Provided material Start Marker

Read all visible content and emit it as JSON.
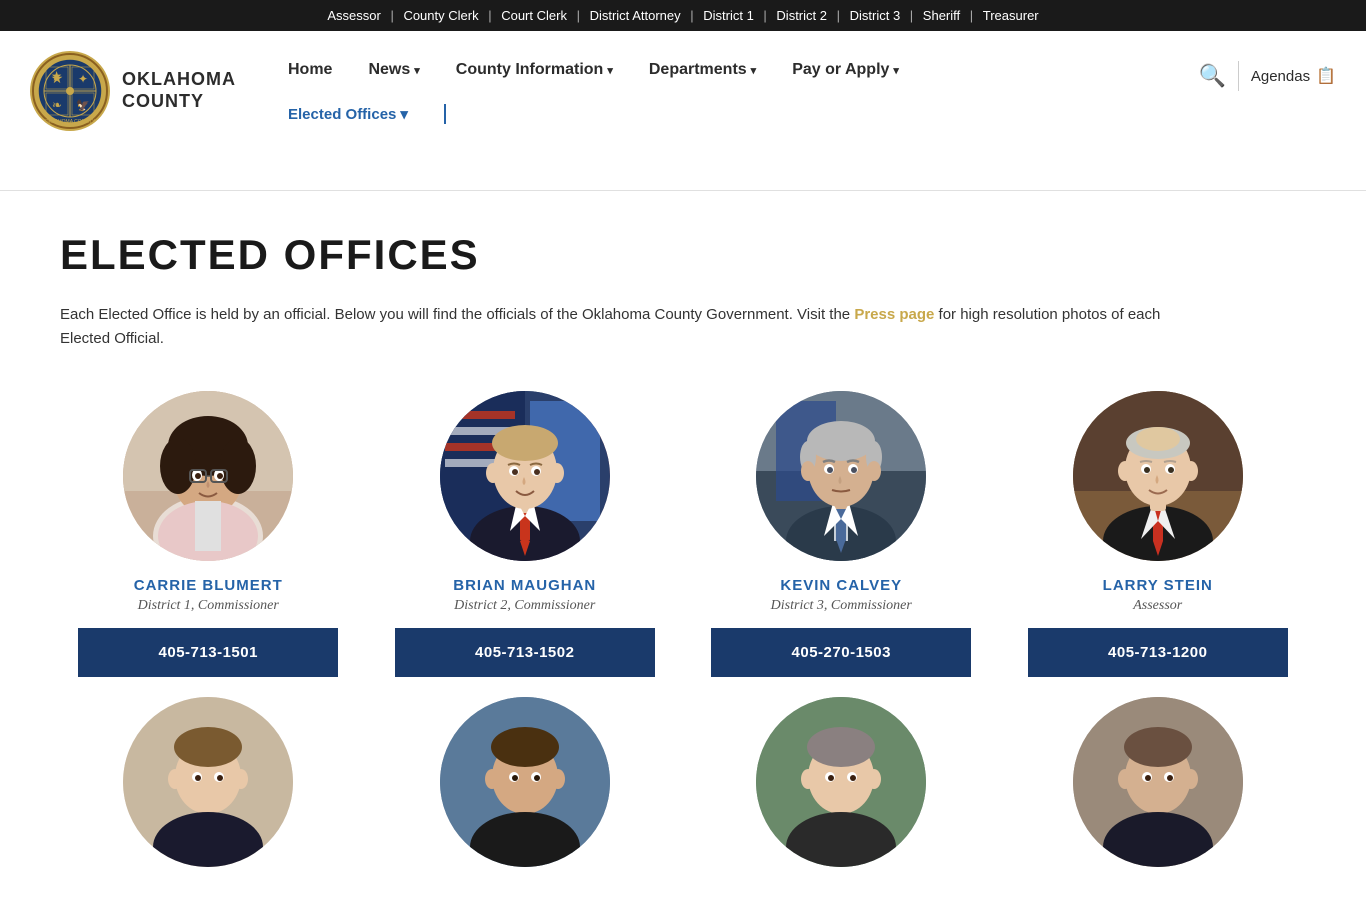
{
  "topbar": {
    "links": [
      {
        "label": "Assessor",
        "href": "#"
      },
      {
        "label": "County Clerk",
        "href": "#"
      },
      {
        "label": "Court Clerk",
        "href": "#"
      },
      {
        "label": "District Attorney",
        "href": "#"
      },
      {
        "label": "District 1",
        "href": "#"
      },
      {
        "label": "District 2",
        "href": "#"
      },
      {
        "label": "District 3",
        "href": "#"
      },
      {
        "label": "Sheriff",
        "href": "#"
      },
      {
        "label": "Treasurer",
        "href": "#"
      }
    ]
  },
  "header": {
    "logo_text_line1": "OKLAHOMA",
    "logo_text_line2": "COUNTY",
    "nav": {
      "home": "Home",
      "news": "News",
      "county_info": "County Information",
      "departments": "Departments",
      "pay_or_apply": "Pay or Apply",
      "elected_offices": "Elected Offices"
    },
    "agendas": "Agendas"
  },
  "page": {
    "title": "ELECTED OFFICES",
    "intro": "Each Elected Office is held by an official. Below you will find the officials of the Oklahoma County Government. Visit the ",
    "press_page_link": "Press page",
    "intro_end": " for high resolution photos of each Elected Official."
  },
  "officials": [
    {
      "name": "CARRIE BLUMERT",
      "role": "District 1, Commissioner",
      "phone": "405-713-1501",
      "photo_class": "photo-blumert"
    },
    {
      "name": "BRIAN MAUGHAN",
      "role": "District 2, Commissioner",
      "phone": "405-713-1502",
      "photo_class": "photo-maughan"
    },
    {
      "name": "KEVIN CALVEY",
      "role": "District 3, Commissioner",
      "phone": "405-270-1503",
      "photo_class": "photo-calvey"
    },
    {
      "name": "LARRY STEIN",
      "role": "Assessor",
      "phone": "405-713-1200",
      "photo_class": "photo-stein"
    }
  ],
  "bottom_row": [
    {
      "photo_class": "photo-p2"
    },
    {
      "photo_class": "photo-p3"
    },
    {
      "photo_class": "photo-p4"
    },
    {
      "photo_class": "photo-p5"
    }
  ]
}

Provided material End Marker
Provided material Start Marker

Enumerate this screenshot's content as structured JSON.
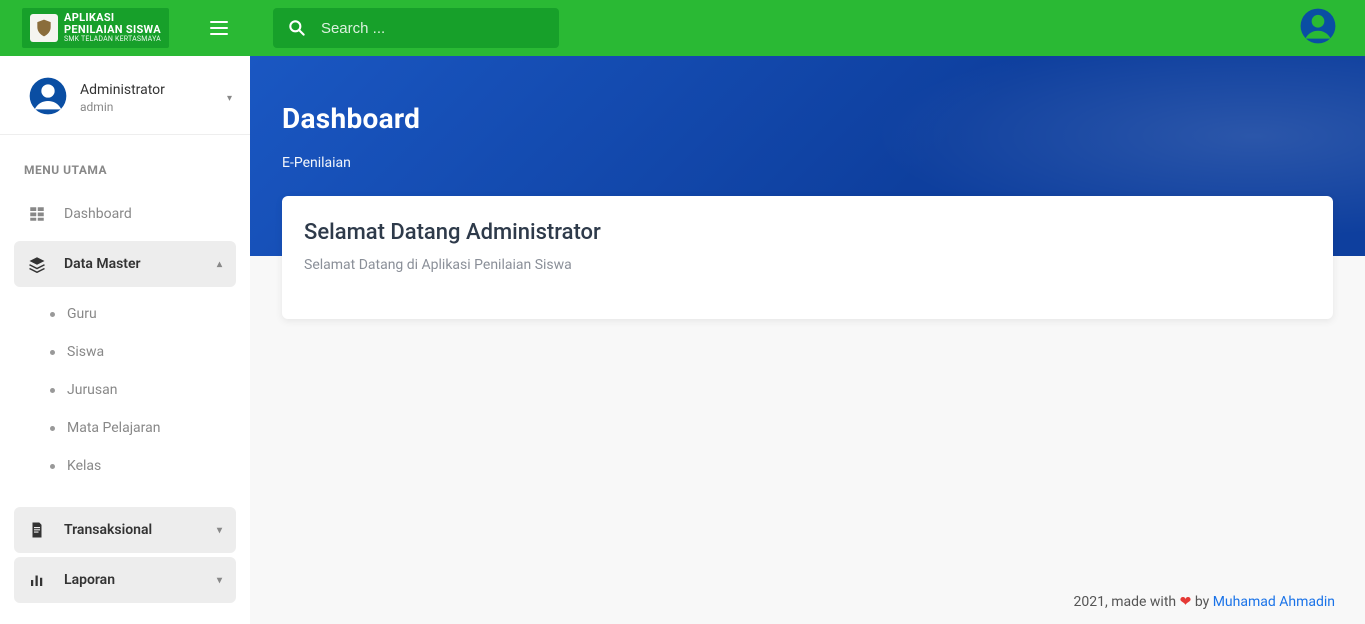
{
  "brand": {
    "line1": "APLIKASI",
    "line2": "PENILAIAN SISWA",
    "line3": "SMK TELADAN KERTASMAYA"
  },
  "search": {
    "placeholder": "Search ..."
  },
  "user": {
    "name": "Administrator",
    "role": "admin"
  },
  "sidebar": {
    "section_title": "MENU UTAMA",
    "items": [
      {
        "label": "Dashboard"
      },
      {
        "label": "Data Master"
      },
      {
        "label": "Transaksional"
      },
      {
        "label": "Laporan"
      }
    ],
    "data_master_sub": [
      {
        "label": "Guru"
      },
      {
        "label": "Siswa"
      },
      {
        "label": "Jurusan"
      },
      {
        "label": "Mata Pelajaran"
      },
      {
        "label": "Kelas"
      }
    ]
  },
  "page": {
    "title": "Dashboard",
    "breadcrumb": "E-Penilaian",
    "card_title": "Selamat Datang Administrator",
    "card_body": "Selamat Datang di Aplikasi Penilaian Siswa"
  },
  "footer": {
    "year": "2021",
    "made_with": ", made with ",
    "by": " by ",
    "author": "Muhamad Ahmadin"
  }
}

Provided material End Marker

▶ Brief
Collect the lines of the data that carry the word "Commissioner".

▶ Written reply
      "role": "District 1, Commissioner",
      "role": "District 2, Commissioner",
      "role": "District 3, Commissioner",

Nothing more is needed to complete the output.